Factors Affecting the Size of Savannah Cats
The size of Savannah cats depends on a mix of genetics and environmental factors. Savannah cats with larger parents will typically grow larger. Since African Servals can reach about 2 feet in length, you can expect F1 Savannah cats with an African Serval parent to be the largest out of all the generations. However, this doesn’t necessarily mean other generations can’t reach large sizes, especially if they have parents that are bigger than average.
Kittens also need plenty of exercise opportunities and a substantial diet to aid healthy growth and development. Proper nutrition plays a key role in a kitten’s brain and bone development. So, it’s important to feed it a high-quality diet to help it reach its optimal height and weight as an adult.

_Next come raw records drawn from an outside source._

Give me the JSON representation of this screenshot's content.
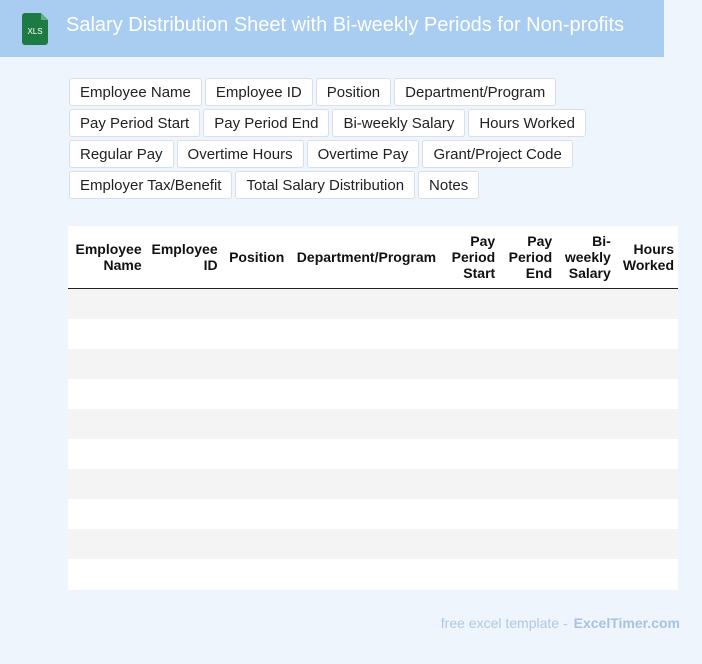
{
  "header": {
    "title": "Salary Distribution Sheet with Bi-weekly Periods for Non-profits",
    "icon_label": "XLS",
    "icon_color": "#1d7a43"
  },
  "tags": [
    "Employee Name",
    "Employee ID",
    "Position",
    "Department/Program",
    "Pay Period Start",
    "Pay Period End",
    "Bi-weekly Salary",
    "Hours Worked",
    "Regular Pay",
    "Overtime Hours",
    "Overtime Pay",
    "Grant/Project Code",
    "Employer Tax/Benefit",
    "Total Salary Distribution",
    "Notes"
  ],
  "table": {
    "columns": [
      [
        "Employee",
        "Name"
      ],
      [
        "Employee",
        "ID"
      ],
      [
        "Position"
      ],
      [
        "Department/Program"
      ],
      [
        "Pay",
        "Period",
        "Start"
      ],
      [
        "Pay",
        "Period",
        "End"
      ],
      [
        "Bi-",
        "weekly",
        "Salary"
      ],
      [
        "Hours",
        "Worked"
      ]
    ]
  },
  "footer": {
    "text": "free excel template -",
    "brand": "ExcelTimer.com"
  }
}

Feeding a kitten the right kind of food can also prevent it from developing chronic conditions caused by nutrient deficiencies. Common health issues linked to poor nutrition include obesity, pancreatitis, urinary tract diseases, heart disease, and chronic cases of diarrhea.
Ideal Diet for Maintaining a Healthy Weight
The ideal type of diet depends on a Savannah cat’s life stage. Kittens typically require high-protein and high-calorie diets that will be able to support their growth and development. Adult Savannah cats often benefit from cat food that contains more protein because they tend to be more active than other cat breeds.
Once a Savannah cat reaches older adulthood, it often slows down and doesn’t need to consume as much protein and calories. Many senior cat foods have lower levels of protein to ensure that a cat doesn’t become overweight. Savannah cats can also start losing teeth as they age, so most Savannah cats will have to transition to eating wet cat food with a pate consistency.
How to Measure Your Savannah Cat
Measuring a Savannah cat often requires two people because these cats are pretty active and aren’t known to stay still for long periods of time. You may need one person to either hold the cat or keep its attention by holding out a treat while the other takes measurements.
It’s best to use a flexible tape measure and start by measuring from the tip of the cat’s nose to the base of its tail. Its height can be measured by starting from the front paw to the base of the neck.
The best way to measure a Savannah cat’s weight is to use a pet scale. Savannah cats are intelligent and may be trained to sit still on a scale. Using treats and positive rewards can help your Savannah cat learn to sit while the scale reads its weight. You can measure your cat’s size and weight once a week to keep track of its growth progress.
- Related Read: F4 Savannah Cat
Knowing the generation of a Savannah cat can help you get more accurate predictions of its size and weight when it’s fully grown. F1 and F2 Savannah cats tend to be the largest, while F5 Savannah cats and further generations are about the same size as a large domestic cat.
Keeping track of a Savannah cat’s size and weight is helpful because changes in these factors can indicate some underlying health issues. Feeding it a nutritious, high-quality diet and giving it plenty of exercise opportunities will also promote growth and development and help kittens grow to become healthy and active adults.
Featured Image Credit: Kolomenskaya Kseniya, Shutterstock